What struck me was one of the myriad bits of nostalgia: a map of the Beaufort, South Carolina area.
When I was a little boy, my family lived in five South Carolina towns in the space of less than three years. The first one was Frogmore, near Beaufort. You are unlikely to find it on a map, because they renamed it to Saint Helena, after the island that the village rests upon. Kind of a shame. At least you can still find Frogmore stew.
The town has a long, peculiar history. This was the place where Laura Matilda Towne and Ellen Murray moved to serve the former slave population and establish the Penn School in 1862.
By the time we arrived, 104 years later, not much had changed. We had modern conveniences like plumbing, though ours was backed up into the bath tub when we arrived. The place was still isolated. Blonde hair was still a novelty among the island children.
I was of course too young to remember our residence in Frogmore. According to Mom, my life there consisted mostly of being bitten by sand flies in my crib. There were also occasional walks outside with my oldest sister Duska, and I’m guessing I was brought along for some of the proselytizing.
It may be rightly said that Frogmore was the Geneva of the South in 1966, though I’m told that Joe Frazier, himself a Beaufort native, called it the slum of the South. It was in Frogmore, at Penn Center, that Martin Luther King Jr., Andrew Young, Jessie Jackson, and the Southern Christian Leadership Conference met every year. Locals, including our family, were invited to attend the November 1966 conference, during which, I’m told, much debate took place regarding the pros and cons of nonviolent activism.

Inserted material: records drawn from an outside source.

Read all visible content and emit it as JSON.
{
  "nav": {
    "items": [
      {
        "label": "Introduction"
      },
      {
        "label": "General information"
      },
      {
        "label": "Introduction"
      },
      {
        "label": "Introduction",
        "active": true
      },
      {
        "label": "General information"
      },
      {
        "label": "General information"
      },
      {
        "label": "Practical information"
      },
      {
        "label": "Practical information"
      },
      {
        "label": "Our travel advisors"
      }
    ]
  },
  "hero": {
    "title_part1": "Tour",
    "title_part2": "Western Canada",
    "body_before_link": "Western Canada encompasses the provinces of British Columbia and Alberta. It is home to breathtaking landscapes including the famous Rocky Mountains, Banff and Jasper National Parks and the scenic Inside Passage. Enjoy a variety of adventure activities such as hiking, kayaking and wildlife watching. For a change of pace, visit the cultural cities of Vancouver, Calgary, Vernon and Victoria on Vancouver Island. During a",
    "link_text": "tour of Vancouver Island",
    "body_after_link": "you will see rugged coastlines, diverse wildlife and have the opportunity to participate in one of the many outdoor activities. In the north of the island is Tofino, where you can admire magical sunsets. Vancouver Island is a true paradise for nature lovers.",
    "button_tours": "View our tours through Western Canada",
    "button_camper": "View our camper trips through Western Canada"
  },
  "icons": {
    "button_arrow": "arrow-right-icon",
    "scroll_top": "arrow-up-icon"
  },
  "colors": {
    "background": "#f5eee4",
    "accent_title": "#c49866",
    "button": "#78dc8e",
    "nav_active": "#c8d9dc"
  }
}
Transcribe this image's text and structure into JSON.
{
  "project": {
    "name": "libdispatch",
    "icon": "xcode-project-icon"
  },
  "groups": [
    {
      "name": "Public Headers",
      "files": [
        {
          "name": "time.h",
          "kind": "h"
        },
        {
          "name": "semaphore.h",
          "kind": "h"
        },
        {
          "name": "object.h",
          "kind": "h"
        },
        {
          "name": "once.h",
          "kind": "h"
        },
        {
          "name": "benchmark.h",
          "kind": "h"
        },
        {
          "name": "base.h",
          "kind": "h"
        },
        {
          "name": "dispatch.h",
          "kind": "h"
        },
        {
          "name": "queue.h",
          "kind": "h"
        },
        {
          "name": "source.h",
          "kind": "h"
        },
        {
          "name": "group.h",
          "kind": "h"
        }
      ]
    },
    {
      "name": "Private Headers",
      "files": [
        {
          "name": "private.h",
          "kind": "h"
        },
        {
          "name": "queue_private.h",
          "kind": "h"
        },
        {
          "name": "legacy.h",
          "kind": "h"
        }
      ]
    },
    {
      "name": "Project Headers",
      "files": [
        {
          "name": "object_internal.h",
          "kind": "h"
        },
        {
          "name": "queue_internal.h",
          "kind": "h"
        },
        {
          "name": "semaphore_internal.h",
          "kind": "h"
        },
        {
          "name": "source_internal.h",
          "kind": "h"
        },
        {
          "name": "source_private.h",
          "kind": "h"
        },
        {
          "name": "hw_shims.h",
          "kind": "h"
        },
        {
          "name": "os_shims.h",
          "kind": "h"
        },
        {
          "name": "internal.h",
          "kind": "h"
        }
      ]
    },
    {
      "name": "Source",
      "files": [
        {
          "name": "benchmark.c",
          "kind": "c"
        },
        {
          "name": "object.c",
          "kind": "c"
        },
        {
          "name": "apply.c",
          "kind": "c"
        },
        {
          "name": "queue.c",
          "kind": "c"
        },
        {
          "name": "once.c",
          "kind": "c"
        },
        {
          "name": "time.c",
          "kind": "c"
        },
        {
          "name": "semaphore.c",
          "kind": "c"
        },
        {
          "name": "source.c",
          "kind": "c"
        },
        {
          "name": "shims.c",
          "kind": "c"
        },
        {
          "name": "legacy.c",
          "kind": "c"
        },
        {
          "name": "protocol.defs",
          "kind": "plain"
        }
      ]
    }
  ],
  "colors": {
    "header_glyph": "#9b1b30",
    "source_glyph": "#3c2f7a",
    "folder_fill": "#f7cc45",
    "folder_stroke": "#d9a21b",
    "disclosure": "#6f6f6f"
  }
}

I have read that it was at this conference that King expanded his vision from civil rights to human rights.
Laura Towne and Ellen Murray spent the remainder of their lives serving the islanders—a combined 85 years. We couldn’t hold on quite that long, and returned to California in early 1967, though we did visit Frogmore when we returned to South Carolina several years later. I remember spirituals being sung in a hall there. I remember one particular Baha’i song called “We Are Soldiers In God’s Army”. I haven’t heard it in a long time. I can tell you unequivocally that it most certainly rocked!

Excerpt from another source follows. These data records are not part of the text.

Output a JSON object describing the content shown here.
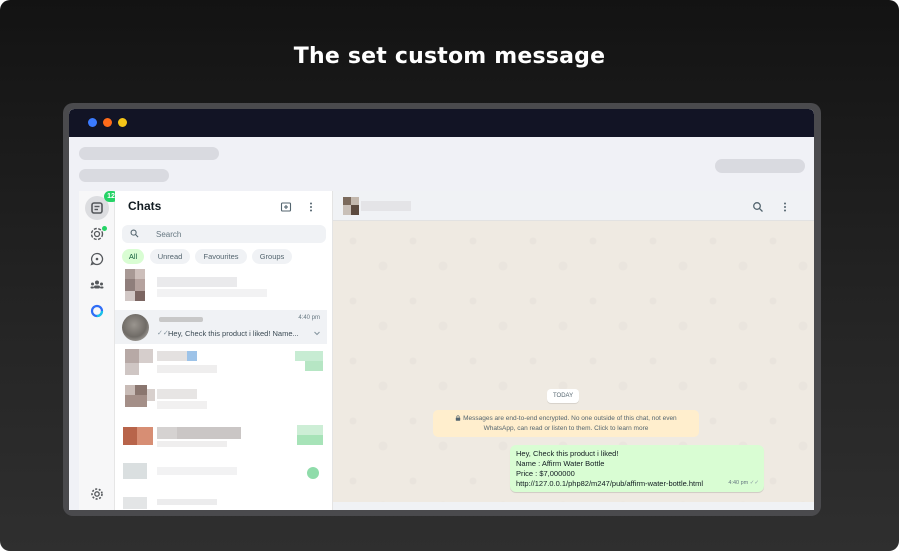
{
  "headline": "The set custom message",
  "sidebar": {
    "badge_count": "12"
  },
  "chat_list": {
    "title": "Chats",
    "search_placeholder": "Search",
    "filters": [
      "All",
      "Unread",
      "Favourites",
      "Groups"
    ],
    "active_filter": "All",
    "selected_chat": {
      "time": "4:40 pm",
      "ticks": "✓✓",
      "preview": "Hey, Check this product i liked! Name..."
    }
  },
  "conversation": {
    "date_chip": "TODAY",
    "encryption_notice": "Messages are end-to-end encrypted. No one outside of this chat, not even WhatsApp, can read or listen to them. Click to learn more",
    "message": {
      "lines": [
        "Hey, Check this product i liked!",
        "Name : Affirm Water Bottle",
        "Price : $7,000000",
        "http://127.0.0.1/php82/m247/pub/affirm-water-bottle.html"
      ],
      "time": "4:40 pm",
      "ticks": "✓✓"
    }
  },
  "colors": {
    "background_dark": "#1a1a1a",
    "whatsapp_green": "#25d366",
    "outgoing_bubble": "#d9fdd3",
    "chat_background": "#efeae2",
    "notice_background": "#ffeecd"
  }
}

I also remember my brother Al catching a hammerhead shark and a ray off the pier. That could be a manufactured memory, but I remember it vividly.
Nice dan! And yes the hammerhead and ray fishing was great. Though steel leaders were required if you wanted to land the fish.